----- Supplied data -----

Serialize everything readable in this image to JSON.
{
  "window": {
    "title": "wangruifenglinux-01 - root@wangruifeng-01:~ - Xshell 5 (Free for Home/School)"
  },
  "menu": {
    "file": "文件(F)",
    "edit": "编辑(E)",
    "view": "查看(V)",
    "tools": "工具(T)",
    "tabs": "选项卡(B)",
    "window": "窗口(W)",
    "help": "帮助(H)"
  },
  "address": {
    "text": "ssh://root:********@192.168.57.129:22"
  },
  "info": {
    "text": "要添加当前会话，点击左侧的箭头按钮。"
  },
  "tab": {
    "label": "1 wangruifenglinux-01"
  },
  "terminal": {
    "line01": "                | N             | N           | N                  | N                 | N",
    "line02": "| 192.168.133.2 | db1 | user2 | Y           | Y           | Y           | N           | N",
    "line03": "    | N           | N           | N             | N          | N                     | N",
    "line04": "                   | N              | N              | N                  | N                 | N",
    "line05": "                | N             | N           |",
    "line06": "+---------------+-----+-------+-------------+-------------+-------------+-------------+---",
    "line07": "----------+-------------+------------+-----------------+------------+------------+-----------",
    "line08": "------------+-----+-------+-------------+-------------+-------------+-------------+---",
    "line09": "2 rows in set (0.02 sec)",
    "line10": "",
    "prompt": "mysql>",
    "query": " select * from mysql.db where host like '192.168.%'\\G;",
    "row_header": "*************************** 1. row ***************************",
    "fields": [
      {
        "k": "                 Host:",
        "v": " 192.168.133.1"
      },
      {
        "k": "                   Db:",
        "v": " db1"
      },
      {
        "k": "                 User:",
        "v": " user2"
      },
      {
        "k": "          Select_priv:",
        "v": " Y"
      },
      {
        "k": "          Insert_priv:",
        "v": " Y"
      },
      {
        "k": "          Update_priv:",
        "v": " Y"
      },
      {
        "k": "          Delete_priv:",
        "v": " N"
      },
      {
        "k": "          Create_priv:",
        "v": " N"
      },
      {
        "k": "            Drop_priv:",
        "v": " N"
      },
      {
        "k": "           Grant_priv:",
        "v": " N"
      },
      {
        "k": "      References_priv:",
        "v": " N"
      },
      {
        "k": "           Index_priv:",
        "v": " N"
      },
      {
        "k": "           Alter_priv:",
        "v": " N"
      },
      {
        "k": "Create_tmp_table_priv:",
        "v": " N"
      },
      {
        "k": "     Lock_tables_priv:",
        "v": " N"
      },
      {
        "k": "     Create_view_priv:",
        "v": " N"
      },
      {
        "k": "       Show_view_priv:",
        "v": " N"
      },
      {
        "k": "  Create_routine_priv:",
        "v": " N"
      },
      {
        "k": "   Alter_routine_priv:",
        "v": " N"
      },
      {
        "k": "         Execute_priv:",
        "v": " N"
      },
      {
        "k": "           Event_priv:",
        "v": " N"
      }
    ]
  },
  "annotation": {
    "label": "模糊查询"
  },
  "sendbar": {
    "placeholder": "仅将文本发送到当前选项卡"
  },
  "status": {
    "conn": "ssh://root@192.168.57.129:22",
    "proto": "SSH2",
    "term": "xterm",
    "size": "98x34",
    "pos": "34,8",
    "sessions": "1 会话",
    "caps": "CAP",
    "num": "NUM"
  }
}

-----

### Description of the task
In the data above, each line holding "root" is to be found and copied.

### Task result
    "title": "wangruifenglinux-01 - root@wangruifeng-01:~ - Xshell 5 (Free for Home/School)"
    "text": "ssh://root:********@192.168.57.129:22"
    "conn": "ssh://root@192.168.57.129:22",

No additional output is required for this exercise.